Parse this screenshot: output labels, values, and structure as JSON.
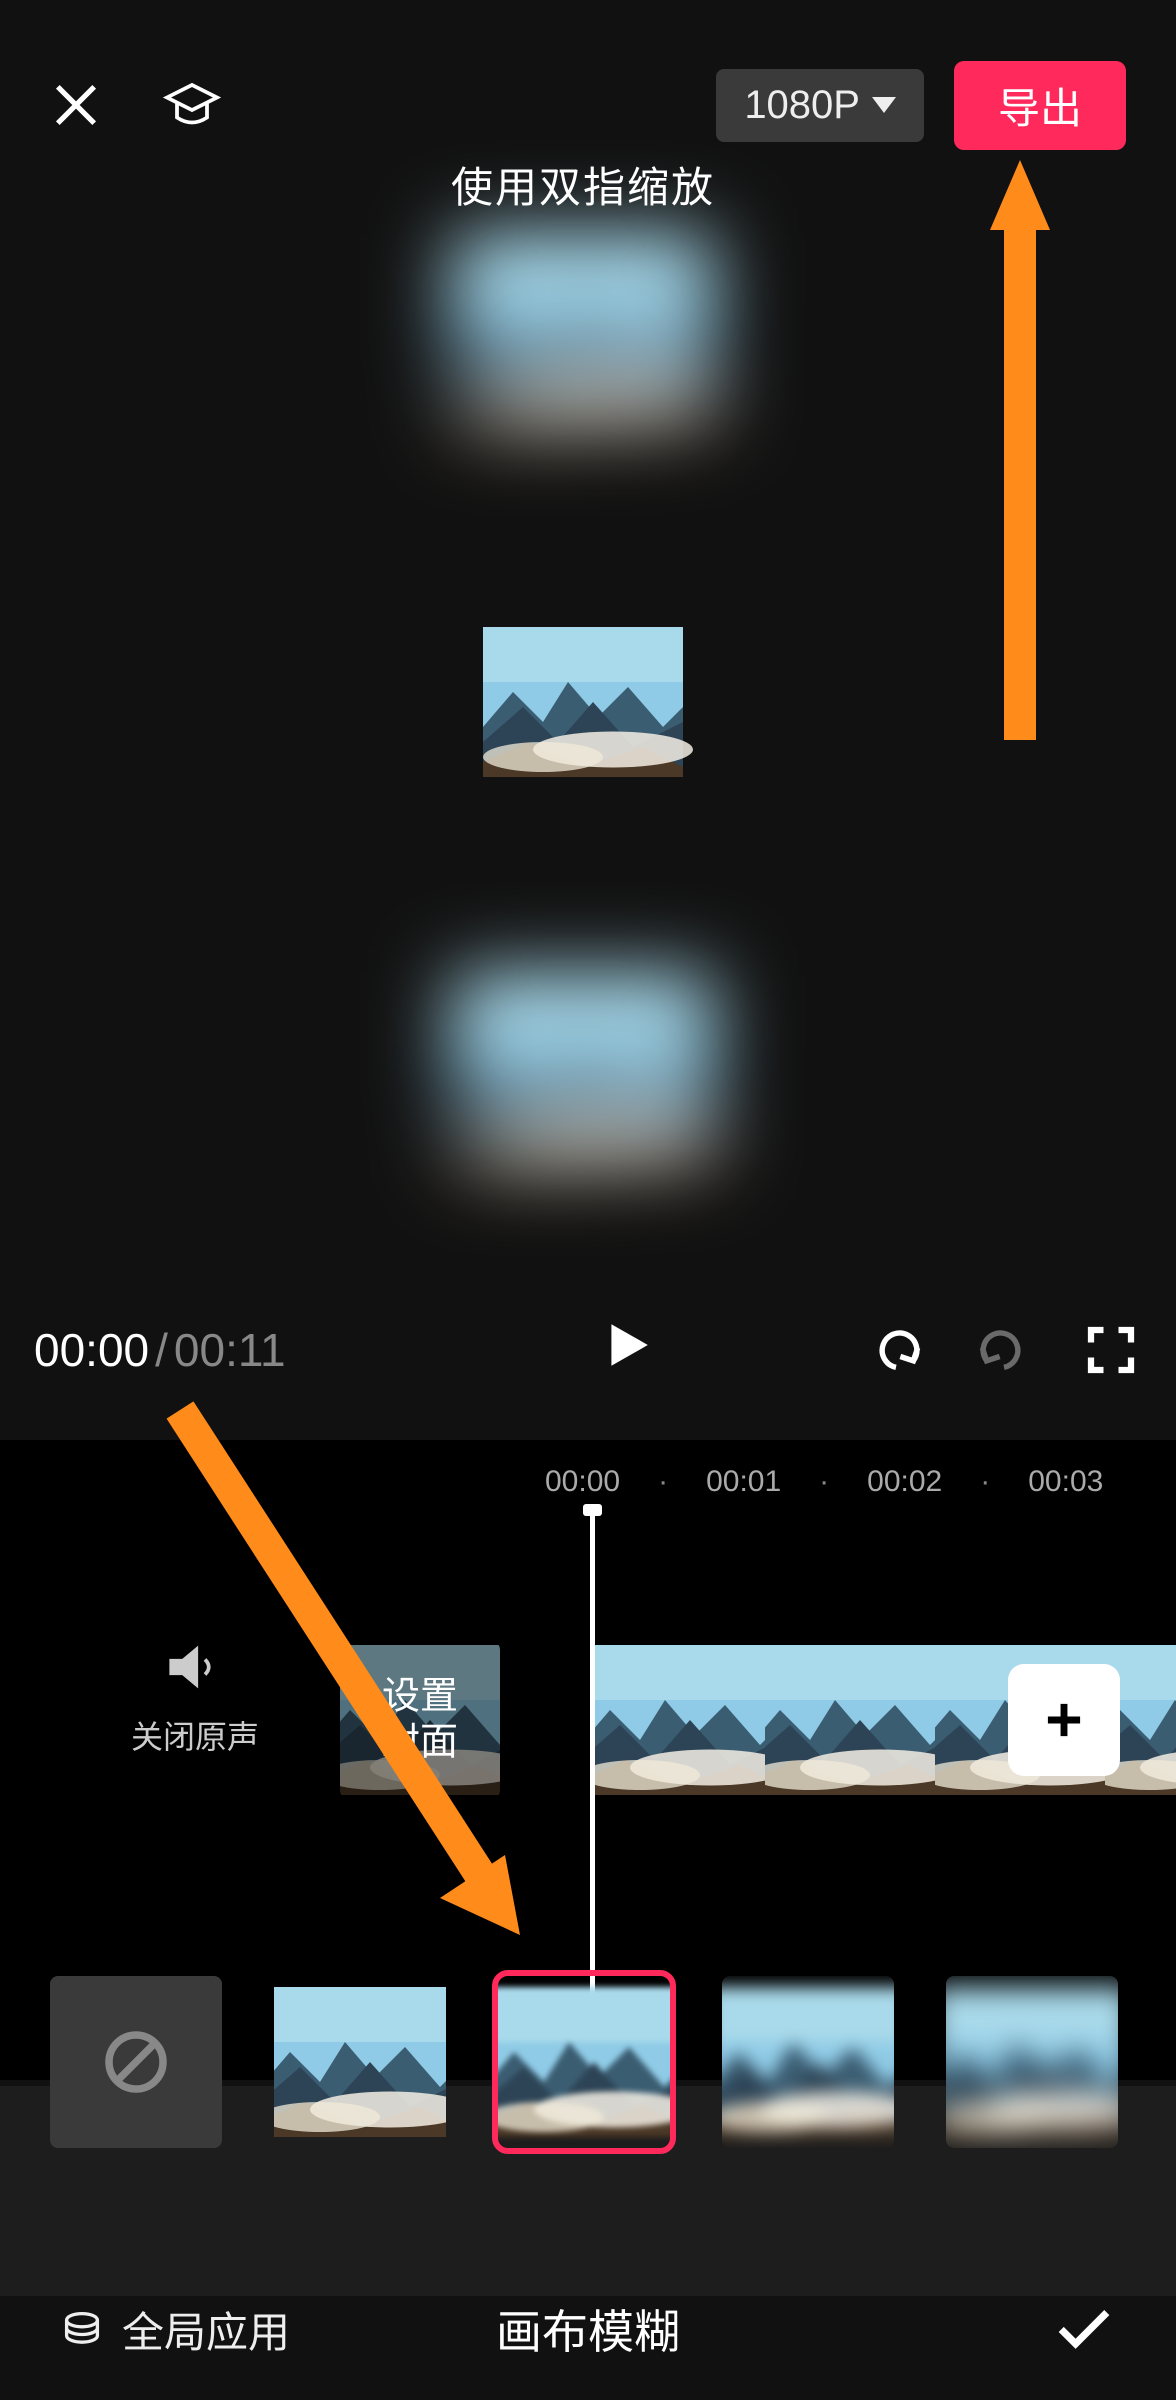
{
  "header": {
    "quality_label": "1080P",
    "export_label": "导出"
  },
  "preview": {
    "hint": "使用双指缩放"
  },
  "playback": {
    "current_time": "00:00",
    "total_time": "00:11"
  },
  "ruler_ticks": [
    "00:00",
    "·",
    "00:01",
    "·",
    "00:02",
    "·",
    "00:03"
  ],
  "mute": {
    "label": "关闭原声"
  },
  "cover": {
    "label": "设置\n封面"
  },
  "blur_options": {
    "selected_index": 1,
    "items": [
      "none",
      "blur-0",
      "blur-1",
      "blur-2",
      "blur-3"
    ]
  },
  "bottom": {
    "global_apply": "全局应用",
    "panel_title": "画布模糊"
  },
  "icons": {
    "close": "close-icon",
    "tutorial": "graduation-cap-icon",
    "play": "play-icon",
    "undo": "undo-icon",
    "redo": "redo-icon",
    "fullscreen": "fullscreen-icon",
    "mute": "mute-icon",
    "add": "plus-icon",
    "none": "no-symbol-icon",
    "stack": "stack-icon",
    "check": "check-icon"
  },
  "colors": {
    "accent": "#ff2a5b",
    "annotation": "#ff8c1a"
  }
}
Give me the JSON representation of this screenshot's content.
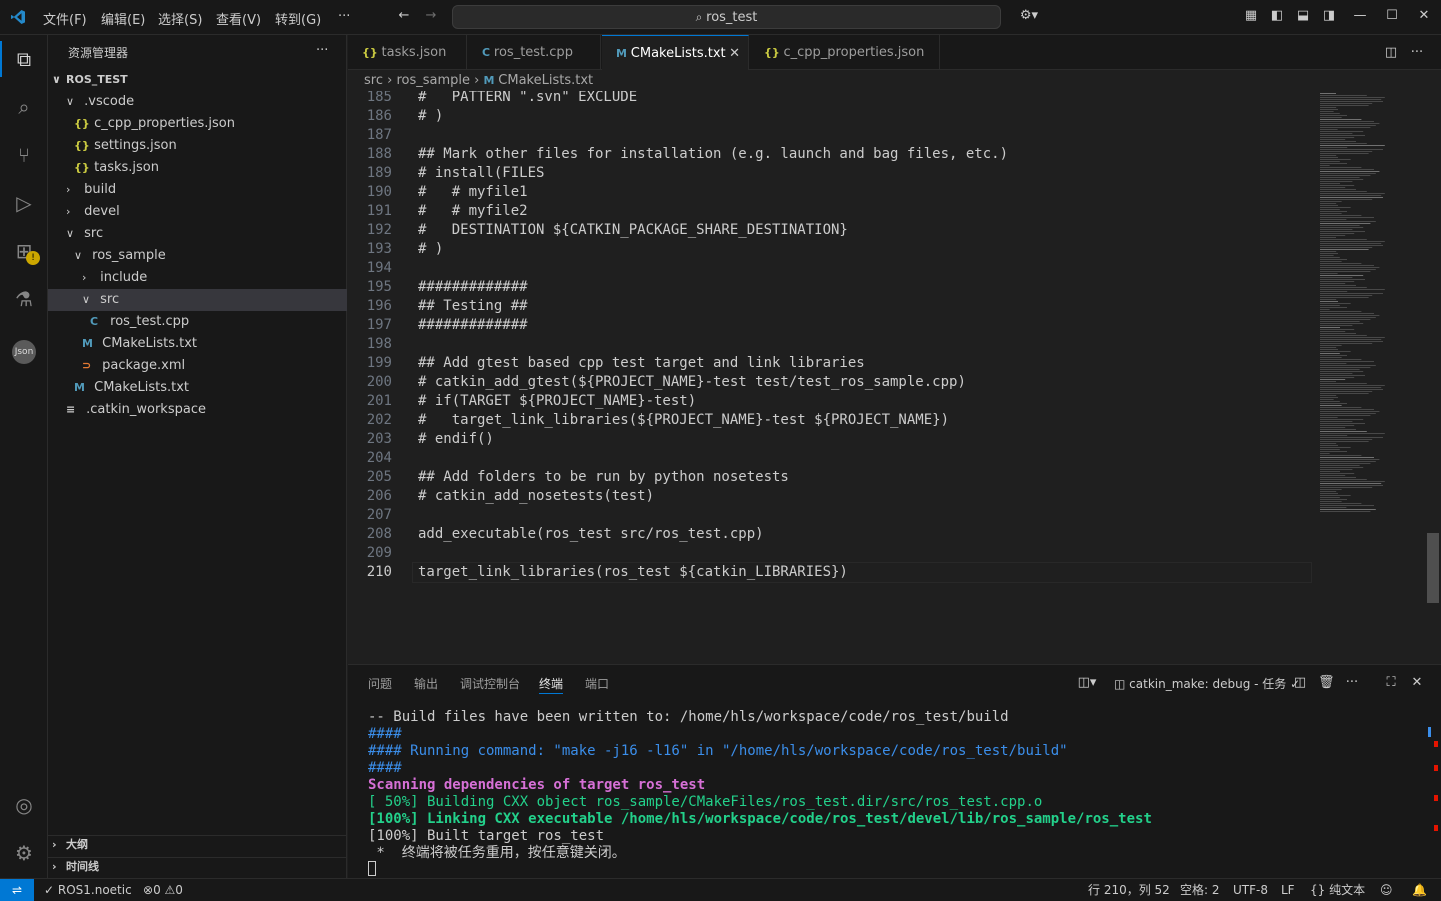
{
  "menu": [
    "文件(F)",
    "编辑(E)",
    "选择(S)",
    "查看(V)",
    "转到(G)",
    "···"
  ],
  "search": {
    "text": "ros_test"
  },
  "sidebar": {
    "title": "资源管理器",
    "more": "···",
    "root": "ROS_TEST",
    "items": [
      {
        "label": ".vscode",
        "icon": "chevron-down",
        "indent": 1
      },
      {
        "label": "c_cpp_properties.json",
        "icon": "{}",
        "indent": 2
      },
      {
        "label": "settings.json",
        "icon": "{}",
        "indent": 2
      },
      {
        "label": "tasks.json",
        "icon": "{}",
        "indent": 2
      },
      {
        "label": "build",
        "icon": "chevron-right",
        "indent": 1
      },
      {
        "label": "devel",
        "icon": "chevron-right",
        "indent": 1
      },
      {
        "label": "src",
        "icon": "chevron-down",
        "indent": 1
      },
      {
        "label": "ros_sample",
        "icon": "chevron-down",
        "indent": 2
      },
      {
        "label": "include",
        "icon": "chevron-right",
        "indent": 3
      },
      {
        "label": "src",
        "icon": "chevron-down",
        "indent": 3
      },
      {
        "label": "ros_test.cpp",
        "icon": "C",
        "indent": 4
      },
      {
        "label": "CMakeLists.txt",
        "icon": "M",
        "indent": 3
      },
      {
        "label": "package.xml",
        "icon": "rss",
        "indent": 3
      },
      {
        "label": "CMakeLists.txt",
        "icon": "M",
        "indent": 2
      },
      {
        "label": ".catkin_workspace",
        "icon": "lines",
        "indent": 1
      }
    ],
    "outline": "大纲",
    "timeline": "时间线"
  },
  "tabs": [
    {
      "label": "tasks.json",
      "icon": "{}"
    },
    {
      "label": "ros_test.cpp",
      "icon": "C"
    },
    {
      "label": "CMakeLists.txt",
      "icon": "M",
      "active": true
    },
    {
      "label": "c_cpp_properties.json",
      "icon": "{}"
    }
  ],
  "breadcrumb": {
    "a": "src",
    "b": "ros_sample",
    "c": "CMakeLists.txt"
  },
  "code": [
    {
      "n": "185",
      "t": "#   PATTERN \".svn\" EXCLUDE"
    },
    {
      "n": "186",
      "t": "# )"
    },
    {
      "n": "187",
      "t": ""
    },
    {
      "n": "188",
      "t": "## Mark other files for installation (e.g. launch and bag files, etc.)"
    },
    {
      "n": "189",
      "t": "# install(FILES"
    },
    {
      "n": "190",
      "t": "#   # myfile1"
    },
    {
      "n": "191",
      "t": "#   # myfile2"
    },
    {
      "n": "192",
      "t": "#   DESTINATION ${CATKIN_PACKAGE_SHARE_DESTINATION}"
    },
    {
      "n": "193",
      "t": "# )"
    },
    {
      "n": "194",
      "t": ""
    },
    {
      "n": "195",
      "t": "#############"
    },
    {
      "n": "196",
      "t": "## Testing ##"
    },
    {
      "n": "197",
      "t": "#############"
    },
    {
      "n": "198",
      "t": ""
    },
    {
      "n": "199",
      "t": "## Add gtest based cpp test target and link libraries"
    },
    {
      "n": "200",
      "t": "# catkin_add_gtest(${PROJECT_NAME}-test test/test_ros_sample.cpp)"
    },
    {
      "n": "201",
      "t": "# if(TARGET ${PROJECT_NAME}-test)"
    },
    {
      "n": "202",
      "t": "#   target_link_libraries(${PROJECT_NAME}-test ${PROJECT_NAME})"
    },
    {
      "n": "203",
      "t": "# endif()"
    },
    {
      "n": "204",
      "t": ""
    },
    {
      "n": "205",
      "t": "## Add folders to be run by python nosetests"
    },
    {
      "n": "206",
      "t": "# catkin_add_nosetests(test)"
    },
    {
      "n": "207",
      "t": ""
    },
    {
      "n": "208",
      "t": "add_executable(ros_test src/ros_test.cpp)"
    },
    {
      "n": "209",
      "t": ""
    },
    {
      "n": "210",
      "t": "target_link_libraries(ros_test ${catkin_LIBRARIES})"
    }
  ],
  "panel": {
    "tabs": [
      "问题",
      "输出",
      "调试控制台",
      "终端",
      "端口"
    ],
    "active": "终端",
    "task": "catkin_make: debug - 任务",
    "terminal": [
      {
        "t": "-- Build files have been written to: /home/hls/workspace/code/ros_test/build",
        "c": "#cccccc"
      },
      {
        "t": "####",
        "c": "#3b8eea"
      },
      {
        "t": "#### Running command: \"make -j16 -l16\" in \"/home/hls/workspace/code/ros_test/build\"",
        "c": "#3b8eea"
      },
      {
        "t": "####",
        "c": "#3b8eea"
      },
      {
        "t": "Scanning dependencies of target ros_test",
        "c": "#d670d6"
      },
      {
        "t": "[ 50%] Building CXX object ros_sample/CMakeFiles/ros_test.dir/src/ros_test.cpp.o",
        "c": "#23d18b"
      },
      {
        "t": "[100%] Linking CXX executable /home/hls/workspace/code/ros_test/devel/lib/ros_sample/ros_test",
        "c": "#23d18b"
      },
      {
        "t": "[100%] Built target ros_test",
        "c": "#cccccc"
      },
      {
        "t": " *  终端将被任务重用，按任意键关闭。",
        "c": "#cccccc"
      }
    ]
  },
  "status": {
    "ros": "ROS1.noetic",
    "errors": "0",
    "warnings": "0",
    "position": "行 210，列 52",
    "spaces": "空格: 2",
    "encoding": "UTF-8",
    "eol": "LF",
    "lang": "{} 纯文本"
  },
  "colors": {
    "accent": "#0078d4",
    "bg": "#1f1f1f",
    "side": "#181818"
  }
}
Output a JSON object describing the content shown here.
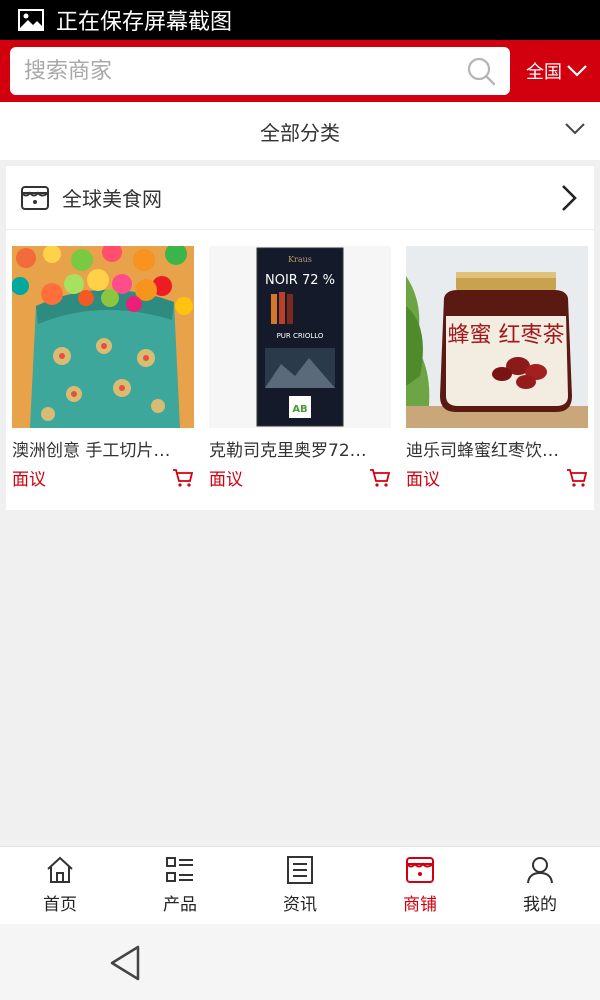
{
  "status_bar": {
    "text": "正在保存屏幕截图",
    "icon": "gallery-icon"
  },
  "header": {
    "search": {
      "placeholder": "搜索商家",
      "value": ""
    },
    "region": "全国",
    "accent_color": "#d2000e"
  },
  "category": {
    "label": "全部分类"
  },
  "shop": {
    "name": "全球美食网",
    "products": [
      {
        "name": "澳洲创意 手工切片…",
        "price": "面议"
      },
      {
        "name": "克勒司克里奥罗72…",
        "price": "面议"
      },
      {
        "name": "迪乐司蜂蜜红枣饮…",
        "price": "面议"
      }
    ],
    "product_images": {
      "chocolate": {
        "brand": "NOIR 72 %",
        "line": "PUR CRIOLLO"
      },
      "jar": {
        "label": "蜂蜜 红枣茶"
      }
    }
  },
  "bottom_nav": [
    {
      "label": "首页",
      "icon": "home-icon",
      "active": false
    },
    {
      "label": "产品",
      "icon": "list-icon",
      "active": false
    },
    {
      "label": "资讯",
      "icon": "news-icon",
      "active": false
    },
    {
      "label": "商铺",
      "icon": "store-icon",
      "active": true
    },
    {
      "label": "我的",
      "icon": "user-icon",
      "active": false
    }
  ]
}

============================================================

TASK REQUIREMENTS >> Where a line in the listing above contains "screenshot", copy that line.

SOLUTION BELOW >>
Parse this screenshot: output labels, values, and structure as JSON.
Give me the JSON representation of this screenshot's content.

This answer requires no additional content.